### [What this task involves]
Return a copy of every line in the data below that contains "Downloads".

[Page and application data records]
########
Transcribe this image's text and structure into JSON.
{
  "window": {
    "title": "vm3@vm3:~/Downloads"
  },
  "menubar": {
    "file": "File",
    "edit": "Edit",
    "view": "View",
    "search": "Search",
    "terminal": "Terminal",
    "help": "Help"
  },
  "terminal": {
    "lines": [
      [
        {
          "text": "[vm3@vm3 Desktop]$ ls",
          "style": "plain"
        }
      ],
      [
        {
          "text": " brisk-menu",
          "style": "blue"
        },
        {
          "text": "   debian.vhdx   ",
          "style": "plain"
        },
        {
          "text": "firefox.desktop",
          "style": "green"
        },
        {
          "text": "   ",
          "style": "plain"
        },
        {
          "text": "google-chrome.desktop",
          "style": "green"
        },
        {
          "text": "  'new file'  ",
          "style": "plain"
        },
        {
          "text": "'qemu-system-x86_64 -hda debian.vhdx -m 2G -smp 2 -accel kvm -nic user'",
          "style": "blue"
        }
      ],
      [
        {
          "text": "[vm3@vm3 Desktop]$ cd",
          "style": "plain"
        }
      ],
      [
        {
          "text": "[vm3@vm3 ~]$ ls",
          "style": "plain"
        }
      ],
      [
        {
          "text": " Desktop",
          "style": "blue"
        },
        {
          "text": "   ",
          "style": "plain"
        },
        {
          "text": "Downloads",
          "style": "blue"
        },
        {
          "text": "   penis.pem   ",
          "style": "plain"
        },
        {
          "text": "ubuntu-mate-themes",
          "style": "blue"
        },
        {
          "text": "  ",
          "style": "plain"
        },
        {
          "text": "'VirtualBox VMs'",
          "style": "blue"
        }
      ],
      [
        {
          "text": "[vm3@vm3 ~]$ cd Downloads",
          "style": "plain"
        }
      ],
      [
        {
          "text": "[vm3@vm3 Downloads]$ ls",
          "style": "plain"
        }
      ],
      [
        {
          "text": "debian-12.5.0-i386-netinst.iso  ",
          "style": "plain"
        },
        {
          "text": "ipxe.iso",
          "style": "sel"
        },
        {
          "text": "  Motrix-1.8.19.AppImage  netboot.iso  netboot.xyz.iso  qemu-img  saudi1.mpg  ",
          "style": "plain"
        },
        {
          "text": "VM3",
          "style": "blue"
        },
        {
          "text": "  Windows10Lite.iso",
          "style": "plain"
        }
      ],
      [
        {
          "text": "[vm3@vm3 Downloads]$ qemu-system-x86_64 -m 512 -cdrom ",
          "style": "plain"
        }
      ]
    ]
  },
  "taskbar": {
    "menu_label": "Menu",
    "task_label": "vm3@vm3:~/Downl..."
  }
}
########
### [Exercise response]
    "title": "vm3@vm3:~/Downloads"
          "text": "Downloads",
          "text": "[vm3@vm3 ~]$ cd Downloads",
          "text": "[vm3@vm3 Downloads]$ ls",
          "text": "[vm3@vm3 Downloads]$ qemu-system-x86_64 -m 512 -cdrom ",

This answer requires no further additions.